mongrel

English as we know it today was shaped principally by three periods of settlement and invasion […] In the fifth and sixth centuries […] the Angles, the Saxons and the Jutes […] sailed over from the north-western coastline of continental Europe […] pushed most of the Celtic-speaking Britains north and west […] and their Germanic language developed into what we now call Old English […] A few centuries later […] the vikings were on the move […] their language was also a Germanic variety, Old Norse, and it had a deep influence on Old English…

Then it was the turn of the Normans. This was the invasion which triggered enormous changes in English, as it developed into what’s called Middle English […] English vocabulary increase[d] hugely with the influx of French borrowings.

There was a third language too, though: Latin. Ever since Augustine and his monks came to Britain in the sixth century, Latin (and Greek) words have been influencing English. During this trilingual period in the later medieval period, words stepped over from one language to another and left their footprints. Hugh numbers of French and Latin words entered English, and English was happy to accommodate them. The habit of borrowing and assimilating became second nature.

I’ve sort of perhaps, in a way, kind of knew this, and it could be you maybe did to, but it was nice to be reminded, while reading Planet Word by J.P. Davidson, that the English language is essentially, at its core, a hybrid language with, to quote Davidson again, “the vigour and subtlety of a mongrel creation”.

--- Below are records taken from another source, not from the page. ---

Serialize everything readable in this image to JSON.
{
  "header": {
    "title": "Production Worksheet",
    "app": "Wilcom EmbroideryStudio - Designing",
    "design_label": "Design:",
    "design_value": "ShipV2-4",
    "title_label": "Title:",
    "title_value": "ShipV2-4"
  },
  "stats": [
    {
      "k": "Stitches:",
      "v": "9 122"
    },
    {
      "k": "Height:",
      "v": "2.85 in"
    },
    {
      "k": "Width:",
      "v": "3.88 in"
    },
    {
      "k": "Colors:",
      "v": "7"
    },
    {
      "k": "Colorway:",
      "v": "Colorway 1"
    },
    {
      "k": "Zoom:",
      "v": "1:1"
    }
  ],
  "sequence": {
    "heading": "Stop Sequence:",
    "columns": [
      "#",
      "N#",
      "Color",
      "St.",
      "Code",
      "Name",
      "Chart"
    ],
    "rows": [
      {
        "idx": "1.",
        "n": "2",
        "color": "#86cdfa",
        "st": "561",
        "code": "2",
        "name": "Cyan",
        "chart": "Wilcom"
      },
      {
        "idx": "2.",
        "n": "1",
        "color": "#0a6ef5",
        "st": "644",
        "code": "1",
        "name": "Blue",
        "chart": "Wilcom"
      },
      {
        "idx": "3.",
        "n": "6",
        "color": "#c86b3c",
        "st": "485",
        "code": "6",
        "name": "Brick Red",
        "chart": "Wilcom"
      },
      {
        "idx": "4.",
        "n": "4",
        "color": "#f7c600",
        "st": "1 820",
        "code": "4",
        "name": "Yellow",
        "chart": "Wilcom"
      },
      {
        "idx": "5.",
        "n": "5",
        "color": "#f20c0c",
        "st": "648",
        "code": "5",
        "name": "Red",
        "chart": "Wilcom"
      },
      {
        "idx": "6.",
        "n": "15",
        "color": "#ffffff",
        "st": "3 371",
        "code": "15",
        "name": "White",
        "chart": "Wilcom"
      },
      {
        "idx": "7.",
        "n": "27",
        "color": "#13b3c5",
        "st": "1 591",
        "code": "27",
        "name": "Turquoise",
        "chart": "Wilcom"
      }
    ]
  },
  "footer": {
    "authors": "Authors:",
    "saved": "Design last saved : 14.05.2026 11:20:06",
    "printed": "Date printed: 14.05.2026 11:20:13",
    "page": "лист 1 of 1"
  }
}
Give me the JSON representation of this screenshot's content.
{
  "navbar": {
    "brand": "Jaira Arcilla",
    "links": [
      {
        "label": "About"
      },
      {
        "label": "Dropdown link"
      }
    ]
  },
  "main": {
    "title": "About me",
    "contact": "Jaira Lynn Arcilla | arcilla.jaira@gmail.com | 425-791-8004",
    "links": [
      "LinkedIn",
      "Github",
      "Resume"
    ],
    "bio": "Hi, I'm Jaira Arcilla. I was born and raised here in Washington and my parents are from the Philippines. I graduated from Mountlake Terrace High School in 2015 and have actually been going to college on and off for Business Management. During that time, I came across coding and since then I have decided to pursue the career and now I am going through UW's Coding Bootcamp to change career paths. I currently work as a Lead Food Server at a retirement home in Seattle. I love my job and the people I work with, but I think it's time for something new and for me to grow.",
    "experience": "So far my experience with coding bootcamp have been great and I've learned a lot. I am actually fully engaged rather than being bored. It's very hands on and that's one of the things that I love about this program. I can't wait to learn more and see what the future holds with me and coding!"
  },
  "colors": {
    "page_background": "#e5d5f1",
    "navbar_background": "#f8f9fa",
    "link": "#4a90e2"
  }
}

Shellac of North America Tonight

I’m off to see Shellac of North America tonight at the Electric Ballroom in Camden. I saw them ages ago at an All Tomorrow’s Parties festival in a year I can’t at the moment quite recall. I can’t quite recall the gig either so I’m looking forward to this one. That I’m going also gives me the excuse to draw your attention to Douglas Cowie’s summation of Shellac’s greatness that has stayed with me since I read it a few years ago because it is, I feel, spot on.

Going For A Song: ‘I Need You’

Nick Cave & The Bad Seed – ‘I Need You’

After reading a review this week about the Nick Cave & The Bad Seeds gig at the O2 Arena in London I was reminded I hadn’t chosen, on its release last year, a song off Skeleton Tree for Going For A Song, though I had meant to at the time.

The song ‘I Need You’ might serve as a good indicator of Skeleton Tree as an album: lyrics are uncluttered, direct (evidenced by ‘I Need You’ as a title), sung by Cave in a voice that for the first time admits age and fragility into its timbre. Sounds of synths and parred back instrumentation – a tender wash of sound – are put in motion by Thomas Wydler’s drums; the Bad Seeds’ vocals provide additional support, together holding up and urging the song and singer forward to the main admission.

A year on from when I first heard them song and album have lost none of their emotional force. They are quite an achievement.